By Jayne Joso.
A common thread in my work seems to be an interest in debating what constitutes the right place and space in which to feel at ease, be it psychological, geographical, architectural… In Soothing Music for Stray Cats the main character dreams of finding better ways of negotiating his sense of the disconnectedness of modern life alongside the loss of a friend through suicide. This he attempts to do as he wanders the streets of London finding himself lost at times, at odds with the environment, the urbanity, and at times quite literally with the ground beneath his feet.
I wanted to write about someone who managed to walk away from a life that was leaving them feeling empty. I researched cases of people doing this in real life, and it seemed that it always took the most ferocious courage for them to do so. In many cases, it seemed that people had grown into their adult lives and taken on relationships and responsibilities and then found they were simply too far in to bail out. People are sometimes locked into a life that doesn’t fulfill them, or lines up roles they find they are struggling to live up to, but by this time a certain standard of living is expected, or the roles they play have to be maintained (in what can be a strange adult dance or drama that they feel they hadn’t quite signed up for), and they cannot, or at least, feel they cannot simply stand up and holler ‘No, really, I can’t do this!’

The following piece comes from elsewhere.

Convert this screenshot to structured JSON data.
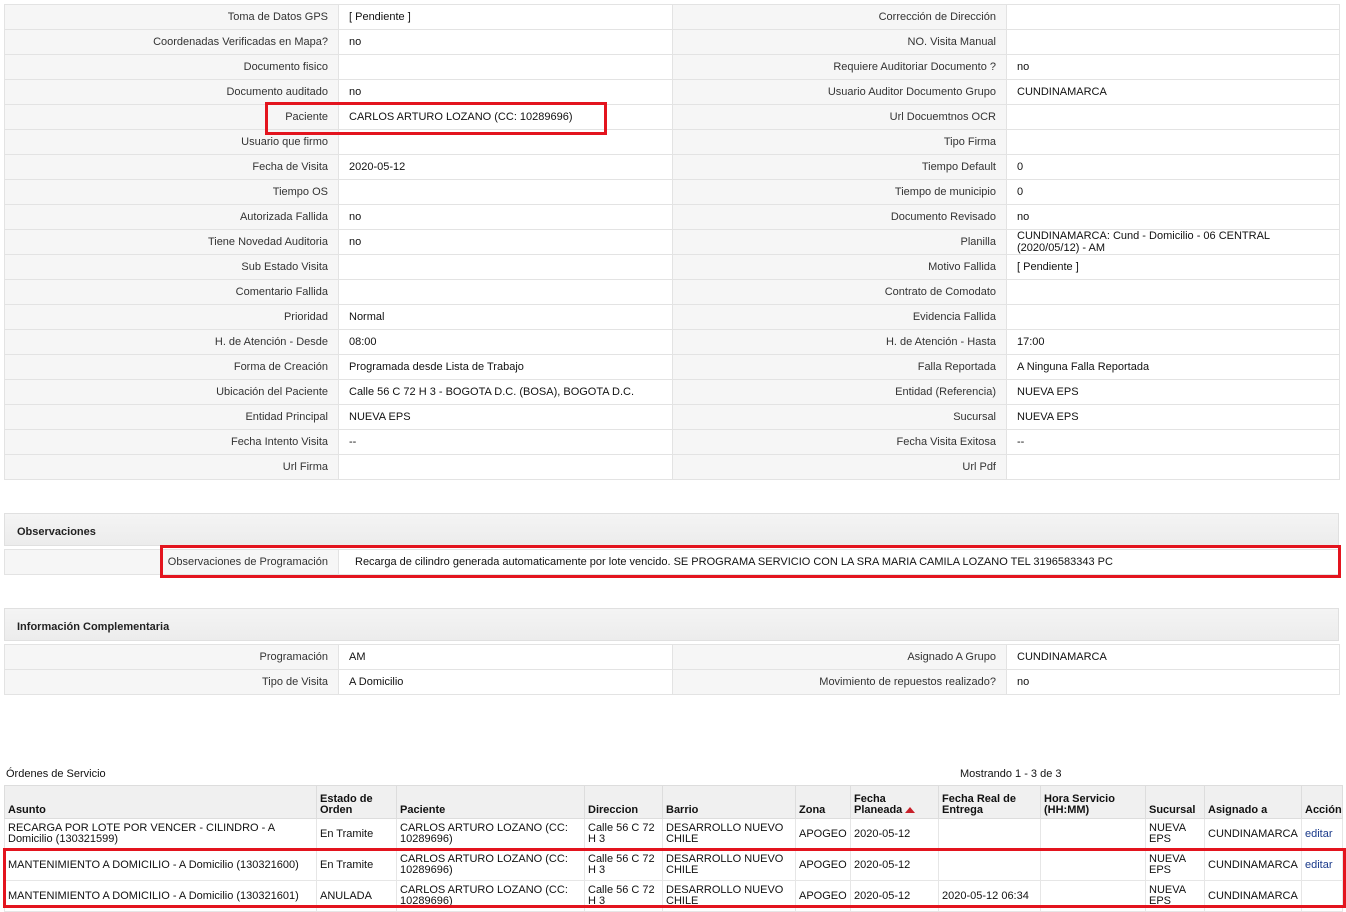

Often it seemed that the individuals in these cases were considering suicide as an option, but what actually happened was that rather than take their life they quite literally just kept on walking — I was fascinated by this, and I wanted to work with this in the novel, not being able to cope at all, not being able to tell anyone, and the idea of leaving the house one day and walking, not to work, not to the grocery store, but to some as yet unknown, unplanned destination. In fact, there often isn’t a destination, what seems important at that time is the need to just keep on going, travelling, moving away in the physical sense from all the emotional distress of their current situation.
In that sense, I wanted to chart the main character’s journey through the underground and parks, wandering the streets of London absently as he steps out of the fast lane of life. And I wanted to show him wrestling with ways of making sense of difficult things, drawing on music and lyrics that have meant something to him at different times, and lines from the novels he’s read over time — which is, I guess, at some moments useful, and at others totally futile. I was curious about this idea of drawing on music and fiction to help work things through, and the experience we might all have had at times of running particular lines through our heads. I thought about trying to map out all the lines I can recall myself in this regard, but I had no real point in doing so, instead I chose to create this kind of mapping around the character of Mark in the novel (a guy who is something of an autodidact), and chart this guy wrestling with lines committed to memory, some intentionally, some less so — for I think that along with all the words we choose to recall and therefore deliberately lay down in our heads, there are a surprising number of lines that seem to find their own way in, and these often bed themselves down quite nicely — again, these are at certain moments useful, sometimes profoundly so, and at others just part of the clutter we carry around.
Soothing Music for Stray Cats is a close-up on a disaffected adult life alongside a nearside view of the lives of several disconnected young people in a modern-day urban Britain; with the larger part of the novel set specifically in London… a brilliant city, a city that’s a mash-up.
“I bet there isn’t anyone on this planet that hasn’t, at some point, just wanted to stop the world a while, and step off; and no one that hasn’t felt as though all they wanted to do was just leave the life they’ve got, set out of the house one morning, and just keep on going. Just walking, and without looking back. Go on, tell me, tell me it’s never crossed your mind?” The character Mark Kerr in Soothing Music for Stray Cats.
Read 3:AM‘s interview with Jayne Joso.
First published in 3:AM Magazine: Monday, September 12th, 2011.